--- THE DATA ---

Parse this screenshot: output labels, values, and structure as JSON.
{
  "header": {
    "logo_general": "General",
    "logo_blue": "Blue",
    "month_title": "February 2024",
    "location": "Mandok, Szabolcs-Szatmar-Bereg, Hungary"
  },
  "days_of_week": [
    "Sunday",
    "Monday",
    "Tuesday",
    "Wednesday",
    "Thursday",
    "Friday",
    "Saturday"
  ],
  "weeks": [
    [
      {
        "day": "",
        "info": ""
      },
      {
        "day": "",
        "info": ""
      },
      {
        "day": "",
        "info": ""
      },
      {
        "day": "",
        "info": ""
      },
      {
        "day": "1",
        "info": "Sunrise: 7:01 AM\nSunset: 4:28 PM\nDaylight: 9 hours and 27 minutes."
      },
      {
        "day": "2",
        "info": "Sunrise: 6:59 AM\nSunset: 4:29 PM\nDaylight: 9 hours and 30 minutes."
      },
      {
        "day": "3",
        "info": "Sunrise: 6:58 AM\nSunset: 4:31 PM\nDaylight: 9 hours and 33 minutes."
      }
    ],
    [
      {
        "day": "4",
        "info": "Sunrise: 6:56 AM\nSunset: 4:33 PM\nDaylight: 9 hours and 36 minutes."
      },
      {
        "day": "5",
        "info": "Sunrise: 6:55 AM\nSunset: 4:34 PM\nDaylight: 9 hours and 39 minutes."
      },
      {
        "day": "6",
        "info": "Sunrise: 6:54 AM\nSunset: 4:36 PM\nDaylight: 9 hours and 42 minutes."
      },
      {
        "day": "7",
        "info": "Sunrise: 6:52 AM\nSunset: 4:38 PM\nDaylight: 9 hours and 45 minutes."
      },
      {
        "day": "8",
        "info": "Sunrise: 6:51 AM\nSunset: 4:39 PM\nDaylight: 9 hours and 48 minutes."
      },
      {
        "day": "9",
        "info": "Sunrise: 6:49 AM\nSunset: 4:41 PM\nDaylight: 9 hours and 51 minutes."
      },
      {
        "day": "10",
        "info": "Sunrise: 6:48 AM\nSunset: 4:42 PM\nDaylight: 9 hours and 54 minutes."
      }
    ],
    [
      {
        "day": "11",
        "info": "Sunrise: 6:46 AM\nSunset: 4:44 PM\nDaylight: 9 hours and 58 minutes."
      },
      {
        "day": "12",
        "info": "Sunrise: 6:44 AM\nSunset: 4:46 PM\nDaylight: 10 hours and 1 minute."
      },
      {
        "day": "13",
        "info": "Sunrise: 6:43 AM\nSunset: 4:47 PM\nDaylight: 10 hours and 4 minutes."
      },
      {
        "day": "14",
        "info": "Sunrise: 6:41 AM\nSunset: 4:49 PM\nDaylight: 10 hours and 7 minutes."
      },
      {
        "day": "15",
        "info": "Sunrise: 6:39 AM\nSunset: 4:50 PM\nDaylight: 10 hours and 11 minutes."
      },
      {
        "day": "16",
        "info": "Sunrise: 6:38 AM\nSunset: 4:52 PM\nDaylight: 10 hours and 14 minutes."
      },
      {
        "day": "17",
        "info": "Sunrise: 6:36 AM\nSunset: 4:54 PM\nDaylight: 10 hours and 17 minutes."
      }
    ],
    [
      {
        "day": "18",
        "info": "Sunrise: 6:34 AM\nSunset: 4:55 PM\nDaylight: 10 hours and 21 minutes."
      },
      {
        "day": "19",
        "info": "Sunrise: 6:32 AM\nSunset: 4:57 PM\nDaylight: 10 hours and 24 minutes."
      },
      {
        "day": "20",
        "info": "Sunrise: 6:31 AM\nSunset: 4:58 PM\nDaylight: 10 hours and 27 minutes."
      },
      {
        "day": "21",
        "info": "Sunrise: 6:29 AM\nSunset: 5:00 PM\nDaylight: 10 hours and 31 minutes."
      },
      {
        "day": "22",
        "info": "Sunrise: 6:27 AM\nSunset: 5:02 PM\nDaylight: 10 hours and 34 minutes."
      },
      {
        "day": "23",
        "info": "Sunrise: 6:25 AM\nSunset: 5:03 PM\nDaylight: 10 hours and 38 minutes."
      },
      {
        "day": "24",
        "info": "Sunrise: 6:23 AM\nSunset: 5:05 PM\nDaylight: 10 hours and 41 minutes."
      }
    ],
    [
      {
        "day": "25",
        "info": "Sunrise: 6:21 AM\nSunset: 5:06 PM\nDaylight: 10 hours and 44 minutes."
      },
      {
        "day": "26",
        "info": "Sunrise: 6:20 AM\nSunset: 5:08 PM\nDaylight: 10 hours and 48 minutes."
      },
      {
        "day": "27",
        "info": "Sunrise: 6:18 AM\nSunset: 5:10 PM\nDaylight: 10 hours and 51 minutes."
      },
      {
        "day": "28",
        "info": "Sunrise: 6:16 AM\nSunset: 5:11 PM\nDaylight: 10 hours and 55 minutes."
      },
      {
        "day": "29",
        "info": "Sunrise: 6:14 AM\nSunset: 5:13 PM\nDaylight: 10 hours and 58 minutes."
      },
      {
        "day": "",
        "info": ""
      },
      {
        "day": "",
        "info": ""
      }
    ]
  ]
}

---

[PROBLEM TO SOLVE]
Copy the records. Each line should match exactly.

[RESPONSE AREA]
Parse this screenshot: output labels, values, and structure as JSON.
{
  "header": {
    "logo_general": "General",
    "logo_blue": "Blue",
    "month_title": "February 2024",
    "location": "Mandok, Szabolcs-Szatmar-Bereg, Hungary"
  },
  "days_of_week": [
    "Sunday",
    "Monday",
    "Tuesday",
    "Wednesday",
    "Thursday",
    "Friday",
    "Saturday"
  ],
  "weeks": [
    [
      {
        "day": "",
        "info": ""
      },
      {
        "day": "",
        "info": ""
      },
      {
        "day": "",
        "info": ""
      },
      {
        "day": "",
        "info": ""
      },
      {
        "day": "1",
        "info": "Sunrise: 7:01 AM\nSunset: 4:28 PM\nDaylight: 9 hours and 27 minutes."
      },
      {
        "day": "2",
        "info": "Sunrise: 6:59 AM\nSunset: 4:29 PM\nDaylight: 9 hours and 30 minutes."
      },
      {
        "day": "3",
        "info": "Sunrise: 6:58 AM\nSunset: 4:31 PM\nDaylight: 9 hours and 33 minutes."
      }
    ],
    [
      {
        "day": "4",
        "info": "Sunrise: 6:56 AM\nSunset: 4:33 PM\nDaylight: 9 hours and 36 minutes."
      },
      {
        "day": "5",
        "info": "Sunrise: 6:55 AM\nSunset: 4:34 PM\nDaylight: 9 hours and 39 minutes."
      },
      {
        "day": "6",
        "info": "Sunrise: 6:54 AM\nSunset: 4:36 PM\nDaylight: 9 hours and 42 minutes."
      },
      {
        "day": "7",
        "info": "Sunrise: 6:52 AM\nSunset: 4:38 PM\nDaylight: 9 hours and 45 minutes."
      },
      {
        "day": "8",
        "info": "Sunrise: 6:51 AM\nSunset: 4:39 PM\nDaylight: 9 hours and 48 minutes."
      },
      {
        "day": "9",
        "info": "Sunrise: 6:49 AM\nSunset: 4:41 PM\nDaylight: 9 hours and 51 minutes."
      },
      {
        "day": "10",
        "info": "Sunrise: 6:48 AM\nSunset: 4:42 PM\nDaylight: 9 hours and 54 minutes."
      }
    ],
    [
      {
        "day": "11",
        "info": "Sunrise: 6:46 AM\nSunset: 4:44 PM\nDaylight: 9 hours and 58 minutes."
      },
      {
        "day": "12",
        "info": "Sunrise: 6:44 AM\nSunset: 4:46 PM\nDaylight: 10 hours and 1 minute."
      },
      {
        "day": "13",
        "info": "Sunrise: 6:43 AM\nSunset: 4:47 PM\nDaylight: 10 hours and 4 minutes."
      },
      {
        "day": "14",
        "info": "Sunrise: 6:41 AM\nSunset: 4:49 PM\nDaylight: 10 hours and 7 minutes."
      },
      {
        "day": "15",
        "info": "Sunrise: 6:39 AM\nSunset: 4:50 PM\nDaylight: 10 hours and 11 minutes."
      },
      {
        "day": "16",
        "info": "Sunrise: 6:38 AM\nSunset: 4:52 PM\nDaylight: 10 hours and 14 minutes."
      },
      {
        "day": "17",
        "info": "Sunrise: 6:36 AM\nSunset: 4:54 PM\nDaylight: 10 hours and 17 minutes."
      }
    ],
    [
      {
        "day": "18",
        "info": "Sunrise: 6:34 AM\nSunset: 4:55 PM\nDaylight: 10 hours and 21 minutes."
      },
      {
        "day": "19",
        "info": "Sunrise: 6:32 AM\nSunset: 4:57 PM\nDaylight: 10 hours and 24 minutes."
      },
      {
        "day": "20",
        "info": "Sunrise: 6:31 AM\nSunset: 4:58 PM\nDaylight: 10 hours and 27 minutes."
      },
      {
        "day": "21",
        "info": "Sunrise: 6:29 AM\nSunset: 5:00 PM\nDaylight: 10 hours and 31 minutes."
      },
      {
        "day": "22",
        "info": "Sunrise: 6:27 AM\nSunset: 5:02 PM\nDaylight: 10 hours and 34 minutes."
      },
      {
        "day": "23",
        "info": "Sunrise: 6:25 AM\nSunset: 5:03 PM\nDaylight: 10 hours and 38 minutes."
      },
      {
        "day": "24",
        "info": "Sunrise: 6:23 AM\nSunset: 5:05 PM\nDaylight: 10 hours and 41 minutes."
      }
    ],
    [
      {
        "day": "25",
        "info": "Sunrise: 6:21 AM\nSunset: 5:06 PM\nDaylight: 10 hours and 44 minutes."
      },
      {
        "day": "26",
        "info": "Sunrise: 6:20 AM\nSunset: 5:08 PM\nDaylight: 10 hours and 48 minutes."
      },
      {
        "day": "27",
        "info": "Sunrise: 6:18 AM\nSunset: 5:10 PM\nDaylight: 10 hours and 51 minutes."
      },
      {
        "day": "28",
        "info": "Sunrise: 6:16 AM\nSunset: 5:11 PM\nDaylight: 10 hours and 55 minutes."
      },
      {
        "day": "29",
        "info": "Sunrise: 6:14 AM\nSunset: 5:13 PM\nDaylight: 10 hours and 58 minutes."
      },
      {
        "day": "",
        "info": ""
      },
      {
        "day": "",
        "info": ""
      }
    ]
  ]
}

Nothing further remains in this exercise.